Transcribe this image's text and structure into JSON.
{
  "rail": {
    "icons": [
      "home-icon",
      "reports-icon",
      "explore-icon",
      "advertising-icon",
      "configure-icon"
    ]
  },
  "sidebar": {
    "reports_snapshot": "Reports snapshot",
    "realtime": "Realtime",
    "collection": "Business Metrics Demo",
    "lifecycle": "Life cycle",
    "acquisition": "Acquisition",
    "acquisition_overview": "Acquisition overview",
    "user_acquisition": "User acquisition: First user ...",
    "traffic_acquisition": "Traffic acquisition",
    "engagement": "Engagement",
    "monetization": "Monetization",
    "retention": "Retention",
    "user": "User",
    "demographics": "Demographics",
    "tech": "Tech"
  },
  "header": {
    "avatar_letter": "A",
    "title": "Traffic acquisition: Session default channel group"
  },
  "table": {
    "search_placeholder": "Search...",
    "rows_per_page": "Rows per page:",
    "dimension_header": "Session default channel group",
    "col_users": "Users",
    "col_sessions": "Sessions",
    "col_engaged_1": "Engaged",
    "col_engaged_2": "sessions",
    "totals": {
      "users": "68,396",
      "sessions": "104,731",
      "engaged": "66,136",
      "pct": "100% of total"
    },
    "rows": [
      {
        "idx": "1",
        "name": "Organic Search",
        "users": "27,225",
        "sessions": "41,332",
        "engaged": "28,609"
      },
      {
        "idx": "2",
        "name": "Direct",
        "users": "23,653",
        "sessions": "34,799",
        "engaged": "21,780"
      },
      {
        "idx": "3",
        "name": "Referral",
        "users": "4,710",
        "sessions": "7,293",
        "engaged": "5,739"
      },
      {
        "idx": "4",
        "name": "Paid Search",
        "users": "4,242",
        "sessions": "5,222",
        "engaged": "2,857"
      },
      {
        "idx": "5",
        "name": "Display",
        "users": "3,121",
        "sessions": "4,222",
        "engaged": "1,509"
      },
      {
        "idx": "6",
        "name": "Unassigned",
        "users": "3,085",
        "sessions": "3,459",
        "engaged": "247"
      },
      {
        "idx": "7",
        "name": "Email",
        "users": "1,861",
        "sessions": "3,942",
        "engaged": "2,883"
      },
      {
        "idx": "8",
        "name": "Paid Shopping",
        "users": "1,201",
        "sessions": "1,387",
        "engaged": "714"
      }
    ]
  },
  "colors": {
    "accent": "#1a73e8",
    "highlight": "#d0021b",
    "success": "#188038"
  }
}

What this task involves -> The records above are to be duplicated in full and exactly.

Task answer ->
Transcribe this image's text and structure into JSON.
{
  "rail": {
    "icons": [
      "home-icon",
      "reports-icon",
      "explore-icon",
      "advertising-icon",
      "configure-icon"
    ]
  },
  "sidebar": {
    "reports_snapshot": "Reports snapshot",
    "realtime": "Realtime",
    "collection": "Business Metrics Demo",
    "lifecycle": "Life cycle",
    "acquisition": "Acquisition",
    "acquisition_overview": "Acquisition overview",
    "user_acquisition": "User acquisition: First user ...",
    "traffic_acquisition": "Traffic acquisition",
    "engagement": "Engagement",
    "monetization": "Monetization",
    "retention": "Retention",
    "user": "User",
    "demographics": "Demographics",
    "tech": "Tech"
  },
  "header": {
    "avatar_letter": "A",
    "title": "Traffic acquisition: Session default channel group"
  },
  "table": {
    "search_placeholder": "Search...",
    "rows_per_page": "Rows per page:",
    "dimension_header": "Session default channel group",
    "col_users": "Users",
    "col_sessions": "Sessions",
    "col_engaged_1": "Engaged",
    "col_engaged_2": "sessions",
    "totals": {
      "users": "68,396",
      "sessions": "104,731",
      "engaged": "66,136",
      "pct": "100% of total"
    },
    "rows": [
      {
        "idx": "1",
        "name": "Organic Search",
        "users": "27,225",
        "sessions": "41,332",
        "engaged": "28,609"
      },
      {
        "idx": "2",
        "name": "Direct",
        "users": "23,653",
        "sessions": "34,799",
        "engaged": "21,780"
      },
      {
        "idx": "3",
        "name": "Referral",
        "users": "4,710",
        "sessions": "7,293",
        "engaged": "5,739"
      },
      {
        "idx": "4",
        "name": "Paid Search",
        "users": "4,242",
        "sessions": "5,222",
        "engaged": "2,857"
      },
      {
        "idx": "5",
        "name": "Display",
        "users": "3,121",
        "sessions": "4,222",
        "engaged": "1,509"
      },
      {
        "idx": "6",
        "name": "Unassigned",
        "users": "3,085",
        "sessions": "3,459",
        "engaged": "247"
      },
      {
        "idx": "7",
        "name": "Email",
        "users": "1,861",
        "sessions": "3,942",
        "engaged": "2,883"
      },
      {
        "idx": "8",
        "name": "Paid Shopping",
        "users": "1,201",
        "sessions": "1,387",
        "engaged": "714"
      }
    ]
  },
  "colors": {
    "accent": "#1a73e8",
    "highlight": "#d0021b",
    "success": "#188038"
  }
}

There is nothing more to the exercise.